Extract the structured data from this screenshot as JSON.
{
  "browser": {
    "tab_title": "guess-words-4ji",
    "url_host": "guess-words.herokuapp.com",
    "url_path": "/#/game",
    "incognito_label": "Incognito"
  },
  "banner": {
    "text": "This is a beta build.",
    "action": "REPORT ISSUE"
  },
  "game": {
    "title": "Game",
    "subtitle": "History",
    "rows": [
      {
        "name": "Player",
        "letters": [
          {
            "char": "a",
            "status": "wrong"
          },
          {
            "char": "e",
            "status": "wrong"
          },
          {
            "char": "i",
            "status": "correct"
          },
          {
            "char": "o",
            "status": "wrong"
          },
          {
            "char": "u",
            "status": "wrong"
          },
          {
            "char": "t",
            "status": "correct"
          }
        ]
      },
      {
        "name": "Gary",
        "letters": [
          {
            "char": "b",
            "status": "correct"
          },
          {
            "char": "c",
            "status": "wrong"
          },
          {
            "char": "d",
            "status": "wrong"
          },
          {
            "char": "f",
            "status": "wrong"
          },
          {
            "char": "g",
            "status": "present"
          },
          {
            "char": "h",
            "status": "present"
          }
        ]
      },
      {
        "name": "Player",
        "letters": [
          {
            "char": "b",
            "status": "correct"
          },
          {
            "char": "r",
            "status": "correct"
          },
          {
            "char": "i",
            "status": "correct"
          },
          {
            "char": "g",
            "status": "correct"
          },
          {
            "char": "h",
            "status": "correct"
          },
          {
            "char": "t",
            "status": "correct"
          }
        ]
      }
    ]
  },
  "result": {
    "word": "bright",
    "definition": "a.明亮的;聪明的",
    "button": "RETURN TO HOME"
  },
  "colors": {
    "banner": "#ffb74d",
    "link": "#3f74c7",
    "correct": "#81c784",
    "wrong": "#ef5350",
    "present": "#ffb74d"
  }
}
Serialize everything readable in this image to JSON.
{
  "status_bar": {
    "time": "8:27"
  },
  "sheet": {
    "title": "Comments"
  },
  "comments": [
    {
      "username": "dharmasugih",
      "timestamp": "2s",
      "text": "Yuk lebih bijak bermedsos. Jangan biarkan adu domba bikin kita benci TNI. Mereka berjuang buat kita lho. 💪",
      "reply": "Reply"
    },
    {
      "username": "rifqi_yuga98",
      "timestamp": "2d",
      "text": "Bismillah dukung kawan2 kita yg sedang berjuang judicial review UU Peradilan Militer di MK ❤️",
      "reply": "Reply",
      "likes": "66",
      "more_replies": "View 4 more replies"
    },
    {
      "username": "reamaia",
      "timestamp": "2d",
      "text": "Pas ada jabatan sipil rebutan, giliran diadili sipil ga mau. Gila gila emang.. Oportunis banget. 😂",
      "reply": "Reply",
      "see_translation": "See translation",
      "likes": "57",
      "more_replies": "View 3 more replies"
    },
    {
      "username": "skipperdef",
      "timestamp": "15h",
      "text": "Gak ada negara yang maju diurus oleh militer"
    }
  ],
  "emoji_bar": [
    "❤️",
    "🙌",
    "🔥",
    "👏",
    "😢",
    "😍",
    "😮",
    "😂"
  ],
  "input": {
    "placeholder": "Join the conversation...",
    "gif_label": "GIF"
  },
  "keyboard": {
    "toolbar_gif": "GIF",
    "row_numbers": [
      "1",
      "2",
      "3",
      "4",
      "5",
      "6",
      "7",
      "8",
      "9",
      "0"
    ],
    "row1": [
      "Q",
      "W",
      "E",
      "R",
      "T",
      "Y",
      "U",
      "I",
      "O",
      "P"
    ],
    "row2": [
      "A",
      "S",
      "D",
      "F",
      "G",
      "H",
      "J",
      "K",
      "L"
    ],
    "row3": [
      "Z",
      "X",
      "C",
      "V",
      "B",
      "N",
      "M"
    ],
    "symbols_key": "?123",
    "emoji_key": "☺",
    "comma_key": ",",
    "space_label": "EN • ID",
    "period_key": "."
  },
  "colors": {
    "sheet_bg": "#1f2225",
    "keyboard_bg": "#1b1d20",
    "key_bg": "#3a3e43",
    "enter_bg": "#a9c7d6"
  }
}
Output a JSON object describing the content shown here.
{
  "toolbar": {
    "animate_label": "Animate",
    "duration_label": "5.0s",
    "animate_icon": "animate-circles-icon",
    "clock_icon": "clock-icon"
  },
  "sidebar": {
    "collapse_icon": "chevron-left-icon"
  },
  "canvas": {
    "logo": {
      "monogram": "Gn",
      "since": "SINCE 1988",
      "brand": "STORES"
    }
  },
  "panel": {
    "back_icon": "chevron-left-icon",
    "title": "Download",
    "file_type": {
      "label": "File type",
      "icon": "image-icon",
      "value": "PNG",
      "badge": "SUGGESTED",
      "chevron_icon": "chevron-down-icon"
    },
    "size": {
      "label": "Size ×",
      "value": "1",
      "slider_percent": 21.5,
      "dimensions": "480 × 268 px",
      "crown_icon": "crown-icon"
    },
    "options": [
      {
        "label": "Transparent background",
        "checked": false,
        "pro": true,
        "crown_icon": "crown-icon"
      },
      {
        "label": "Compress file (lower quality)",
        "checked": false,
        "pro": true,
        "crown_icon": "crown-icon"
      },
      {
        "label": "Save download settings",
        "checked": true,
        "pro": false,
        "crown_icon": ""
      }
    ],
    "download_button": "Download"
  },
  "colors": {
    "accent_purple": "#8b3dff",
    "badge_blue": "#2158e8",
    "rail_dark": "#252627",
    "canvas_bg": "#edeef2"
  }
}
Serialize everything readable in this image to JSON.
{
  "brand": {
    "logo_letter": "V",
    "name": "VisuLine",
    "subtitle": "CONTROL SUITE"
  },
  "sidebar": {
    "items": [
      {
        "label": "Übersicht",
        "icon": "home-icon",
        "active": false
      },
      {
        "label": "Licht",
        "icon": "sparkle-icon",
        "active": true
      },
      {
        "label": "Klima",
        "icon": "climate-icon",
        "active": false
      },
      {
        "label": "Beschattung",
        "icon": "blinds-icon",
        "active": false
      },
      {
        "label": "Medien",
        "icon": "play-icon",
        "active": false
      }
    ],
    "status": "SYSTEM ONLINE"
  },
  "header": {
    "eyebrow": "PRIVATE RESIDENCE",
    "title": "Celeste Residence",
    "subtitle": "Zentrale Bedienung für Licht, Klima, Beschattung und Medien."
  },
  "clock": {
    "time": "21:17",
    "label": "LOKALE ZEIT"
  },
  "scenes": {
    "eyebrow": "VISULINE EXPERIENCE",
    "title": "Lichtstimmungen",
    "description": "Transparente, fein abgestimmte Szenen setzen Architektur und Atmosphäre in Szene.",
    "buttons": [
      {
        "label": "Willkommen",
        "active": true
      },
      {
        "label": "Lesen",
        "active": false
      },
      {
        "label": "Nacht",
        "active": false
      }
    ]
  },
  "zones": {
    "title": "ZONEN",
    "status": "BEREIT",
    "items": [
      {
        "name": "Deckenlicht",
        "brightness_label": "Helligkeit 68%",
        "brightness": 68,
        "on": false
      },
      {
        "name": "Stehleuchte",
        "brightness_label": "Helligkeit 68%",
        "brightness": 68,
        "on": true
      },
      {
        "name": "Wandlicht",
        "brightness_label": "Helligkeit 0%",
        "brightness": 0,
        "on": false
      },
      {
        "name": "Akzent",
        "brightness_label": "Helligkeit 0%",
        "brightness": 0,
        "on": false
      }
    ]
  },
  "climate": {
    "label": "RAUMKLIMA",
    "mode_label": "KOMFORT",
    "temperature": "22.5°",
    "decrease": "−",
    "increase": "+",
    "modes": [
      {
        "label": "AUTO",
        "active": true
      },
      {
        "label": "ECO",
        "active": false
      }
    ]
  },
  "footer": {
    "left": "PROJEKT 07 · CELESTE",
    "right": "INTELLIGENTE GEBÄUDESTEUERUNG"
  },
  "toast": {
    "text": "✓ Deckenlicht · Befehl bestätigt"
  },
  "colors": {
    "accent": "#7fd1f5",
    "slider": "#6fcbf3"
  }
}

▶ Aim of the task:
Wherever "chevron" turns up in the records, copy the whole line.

▶ Answer box:
    "collapse_icon": "chevron-left-icon"
    "back_icon": "chevron-left-icon",
      "chevron_icon": "chevron-down-icon"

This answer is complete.